> **Exercise**: Your task is to copy the listing exactly, with the pictures left out.

BEGIN

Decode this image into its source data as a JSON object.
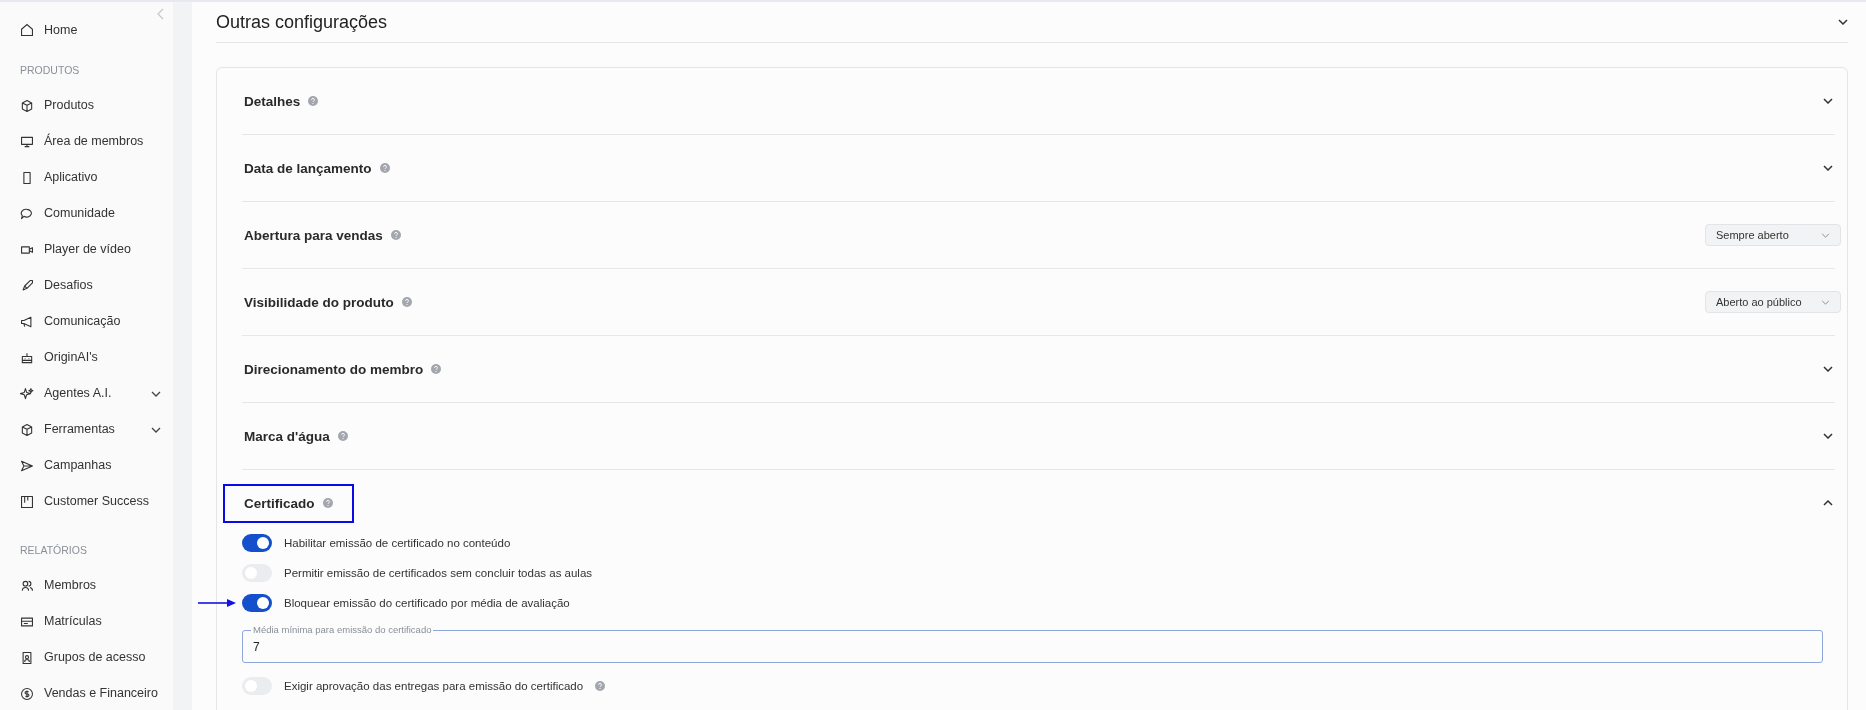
{
  "sidebar": {
    "home": {
      "label": "Home",
      "selected": false
    },
    "groups": [
      {
        "heading": "PRODUTOS",
        "items": [
          {
            "label": "Produtos",
            "expandable": false
          },
          {
            "label": "Área de membros",
            "expandable": false
          },
          {
            "label": "Aplicativo",
            "expandable": false
          },
          {
            "label": "Comunidade",
            "expandable": false
          },
          {
            "label": "Player de vídeo",
            "expandable": false
          },
          {
            "label": "Desafios",
            "expandable": false
          },
          {
            "label": "Comunicação",
            "expandable": false
          },
          {
            "label": "OriginAI's",
            "expandable": false
          },
          {
            "label": "Agentes A.I.",
            "expandable": true
          },
          {
            "label": "Ferramentas",
            "expandable": true
          },
          {
            "label": "Campanhas",
            "expandable": false
          },
          {
            "label": "Customer Success",
            "expandable": false
          }
        ]
      },
      {
        "heading": "RELATÓRIOS",
        "items": [
          {
            "label": "Membros",
            "expandable": false
          },
          {
            "label": "Matrículas",
            "expandable": false
          },
          {
            "label": "Grupos de acesso",
            "expandable": false
          },
          {
            "label": "Vendas e Financeiro",
            "expandable": false
          }
        ]
      }
    ]
  },
  "panel": {
    "title": "Outras configurações",
    "expanded": true,
    "sections": [
      {
        "kind": "collapsible",
        "title": "Detalhes",
        "expanded": false,
        "highlighted": false
      },
      {
        "kind": "collapsible",
        "title": "Data de lançamento",
        "expanded": false,
        "highlighted": false
      },
      {
        "kind": "select",
        "title": "Abertura para vendas",
        "value": "Sempre aberto",
        "highlighted": false
      },
      {
        "kind": "select",
        "title": "Visibilidade do produto",
        "value": "Aberto ao público",
        "highlighted": false
      },
      {
        "kind": "collapsible",
        "title": "Direcionamento do membro",
        "expanded": false,
        "highlighted": false
      },
      {
        "kind": "collapsible",
        "title": "Marca d'água",
        "expanded": false,
        "highlighted": false
      },
      {
        "kind": "collapsible",
        "title": "Certificado",
        "expanded": true,
        "highlighted": true,
        "options": [
          {
            "kind": "toggle",
            "label": "Habilitar emissão de certificado no conteúdo",
            "on": true,
            "help": false,
            "arrow": false
          },
          {
            "kind": "toggle",
            "label": "Permitir emissão de certificados sem concluir todas as aulas",
            "on": false,
            "help": false,
            "arrow": false
          },
          {
            "kind": "toggle",
            "label": "Bloquear emissão do certificado por média de avaliação",
            "on": true,
            "help": false,
            "arrow": true
          },
          {
            "kind": "field",
            "label": "Média mínima para emissão do certificado",
            "value": "7"
          },
          {
            "kind": "toggle",
            "label": "Exigir aprovação das entregas para emissão do certificado",
            "on": false,
            "help": true,
            "arrow": false
          }
        ]
      }
    ]
  }
}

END

> **Result for this task**:
Decode this image into its source data as a JSON object.
{
  "sidebar": {
    "home": {
      "label": "Home",
      "selected": false
    },
    "groups": [
      {
        "heading": "PRODUTOS",
        "items": [
          {
            "label": "Produtos",
            "expandable": false
          },
          {
            "label": "Área de membros",
            "expandable": false
          },
          {
            "label": "Aplicativo",
            "expandable": false
          },
          {
            "label": "Comunidade",
            "expandable": false
          },
          {
            "label": "Player de vídeo",
            "expandable": false
          },
          {
            "label": "Desafios",
            "expandable": false
          },
          {
            "label": "Comunicação",
            "expandable": false
          },
          {
            "label": "OriginAI's",
            "expandable": false
          },
          {
            "label": "Agentes A.I.",
            "expandable": true
          },
          {
            "label": "Ferramentas",
            "expandable": true
          },
          {
            "label": "Campanhas",
            "expandable": false
          },
          {
            "label": "Customer Success",
            "expandable": false
          }
        ]
      },
      {
        "heading": "RELATÓRIOS",
        "items": [
          {
            "label": "Membros",
            "expandable": false
          },
          {
            "label": "Matrículas",
            "expandable": false
          },
          {
            "label": "Grupos de acesso",
            "expandable": false
          },
          {
            "label": "Vendas e Financeiro",
            "expandable": false
          }
        ]
      }
    ]
  },
  "panel": {
    "title": "Outras configurações",
    "expanded": true,
    "sections": [
      {
        "kind": "collapsible",
        "title": "Detalhes",
        "expanded": false,
        "highlighted": false
      },
      {
        "kind": "collapsible",
        "title": "Data de lançamento",
        "expanded": false,
        "highlighted": false
      },
      {
        "kind": "select",
        "title": "Abertura para vendas",
        "value": "Sempre aberto",
        "highlighted": false
      },
      {
        "kind": "select",
        "title": "Visibilidade do produto",
        "value": "Aberto ao público",
        "highlighted": false
      },
      {
        "kind": "collapsible",
        "title": "Direcionamento do membro",
        "expanded": false,
        "highlighted": false
      },
      {
        "kind": "collapsible",
        "title": "Marca d'água",
        "expanded": false,
        "highlighted": false
      },
      {
        "kind": "collapsible",
        "title": "Certificado",
        "expanded": true,
        "highlighted": true,
        "options": [
          {
            "kind": "toggle",
            "label": "Habilitar emissão de certificado no conteúdo",
            "on": true,
            "help": false,
            "arrow": false
          },
          {
            "kind": "toggle",
            "label": "Permitir emissão de certificados sem concluir todas as aulas",
            "on": false,
            "help": false,
            "arrow": false
          },
          {
            "kind": "toggle",
            "label": "Bloquear emissão do certificado por média de avaliação",
            "on": true,
            "help": false,
            "arrow": true
          },
          {
            "kind": "field",
            "label": "Média mínima para emissão do certificado",
            "value": "7"
          },
          {
            "kind": "toggle",
            "label": "Exigir aprovação das entregas para emissão do certificado",
            "on": false,
            "help": true,
            "arrow": false
          }
        ]
      }
    ]
  }
}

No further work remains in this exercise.